These bills aim to provide a comprehensive regulatory scheme for digital currency by bringing virtual assets into their current financial regulatory framework. For example, having no prior legal definition of ‘cryptocurrency’ made it extremely hard to be held responsible for money laundering. Ergo, these amendments defined a virtual asset as an ‘electronic certificate with an economic value that may be traded or transferred electronically’. Consequently, the precise wording of ‘transfer’ set out in this definition is able to bring cryptocurrencies into the scope of South Korea’s existing anti-money laundering laws.
Moreover, these amendments will require virtual asset businesses to have the same legal obligations as ordinary financial institutions. This involves implementing the traditional ‘Know your Customer’ (KYC) obligations, such as the use of real-name verifiable accounts. In addition to this, they must maintain a statutory level of record keeping of their clients’ transactions and must report any activity which is reasonably suspected to be in furtherance of money laundering or terrorism. Virtual asset businesses must also obtain an information security management system (ISMS) certification. All of these regulatory changes will further strengthen the protection of data and the prevention of money laundering surrounding cryptocurrency exchanges.

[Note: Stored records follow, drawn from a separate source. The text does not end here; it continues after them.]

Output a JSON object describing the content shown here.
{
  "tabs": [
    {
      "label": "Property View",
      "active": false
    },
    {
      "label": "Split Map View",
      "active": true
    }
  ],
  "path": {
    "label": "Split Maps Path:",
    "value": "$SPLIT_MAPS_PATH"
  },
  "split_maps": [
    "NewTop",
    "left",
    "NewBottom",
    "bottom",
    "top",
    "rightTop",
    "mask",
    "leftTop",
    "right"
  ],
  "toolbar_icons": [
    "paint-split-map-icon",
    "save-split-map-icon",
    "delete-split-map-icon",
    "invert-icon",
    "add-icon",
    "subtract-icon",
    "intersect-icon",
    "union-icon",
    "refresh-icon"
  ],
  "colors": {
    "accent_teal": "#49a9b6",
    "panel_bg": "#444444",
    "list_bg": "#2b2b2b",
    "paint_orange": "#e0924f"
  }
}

Virtual asset service providers will also now be required to report to Korea’s Financial Intelligence Unit (FIA). Failure to report to the FIA or failure to register a virtual asset business will hold a punishment of 5 years imprisonment and a fine of KRW50 million ($41,000). This punishment should adequately defer businesses from remaining in a ‘legal blind spot’ and so will bring cryptocurrency providers into South Korea’s legal framework.

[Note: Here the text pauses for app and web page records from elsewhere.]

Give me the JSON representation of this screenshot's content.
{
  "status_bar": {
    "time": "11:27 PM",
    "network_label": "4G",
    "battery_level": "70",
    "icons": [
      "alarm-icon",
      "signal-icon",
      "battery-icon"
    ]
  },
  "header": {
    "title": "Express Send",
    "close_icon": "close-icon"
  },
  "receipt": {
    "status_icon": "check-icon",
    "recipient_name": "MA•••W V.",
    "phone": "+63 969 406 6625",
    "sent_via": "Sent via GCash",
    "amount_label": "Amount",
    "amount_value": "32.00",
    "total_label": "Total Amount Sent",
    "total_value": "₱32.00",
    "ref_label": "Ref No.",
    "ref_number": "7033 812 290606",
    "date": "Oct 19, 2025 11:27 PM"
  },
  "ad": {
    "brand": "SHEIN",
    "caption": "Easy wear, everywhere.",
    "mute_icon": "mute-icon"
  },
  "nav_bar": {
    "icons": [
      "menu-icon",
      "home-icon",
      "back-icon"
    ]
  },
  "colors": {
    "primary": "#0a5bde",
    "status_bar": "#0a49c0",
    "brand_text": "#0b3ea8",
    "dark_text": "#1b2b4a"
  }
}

Potential adverse effects of these amendments:
Contrary to these advantages, there has been criticism suggesting that these amendments will have detrimental effects. One issue that may arise is that it may drive businesses into digital currency havens such as Malta, due to the fact that virtual assets will now be susceptible to capital-gains tax. Another disadvantage is that small and midsize digital currency businesses may not be able to afford to keep up with the new compliance requirements. Consequently, in the next year many of these businesses will have to be merged or acquired.
Despite some concerns, the recent amendments to the Act on Reporting and Use of Specific Financial Information will take cryptocurrencies outside of the legal grey-zone by increasing the transparency, predictability and stability that surrounds them. It gives space for future developments to this market and will give rise to the creation of new digital currency businesses which suits the entrepreneurship culture that exists in South Korea. On top of this, it introduces measures to prevent money laundering and the funding of terrorism, which previously did not exist. Thus, there is little doubt that these amendments will not only be beneficial, but will keep South Korea at the forefront of the global cryptocurrency movement.
Disclaimer: The opinions expressed in this post are those of the authors, and do not reflect the views or opinions of the Durham Asian Law Journal.
 Troy Stangarone, 'South Korea Works to Bring Cryptocurrency Into the Mainstream' (The Diplomat, 3 January 2020) <https://thediplomat.com> accessed 28 June 2020  Ibid  Art. (1)  Mark Grabowski, ‘Cryptocurrencies: A Primer on Digital Money’ (1st edn, Routledge 2019)  Brian Newar, 'Amendment to Special Reporting Act Passes – Cryptocurrency Now Fully Legal in South Korea' (TheNewsAsia, 5 March 2020) < https://thenews.asia/amendment-to-special-reporting-act-passes-cryptocurrency-trading-now-legal-in-south-korea/> accessed 28 June 2020  The Act on Reporting and Use of Specific Financial Information, Art. (2)  Ibid, Art. (4.4)  Ibid, Art. (4.1)  Ibid, Art. (5)  Ibid, Art. (3)  Yoon Young-sil, 'A Korean Lawmaker Stresses Need to Designate Cryptocurrency Special Zone for ICOs' (BusinessKorea, 30 August 2018)<http://www.businesskorea.co.kr> accessed 28 June 2020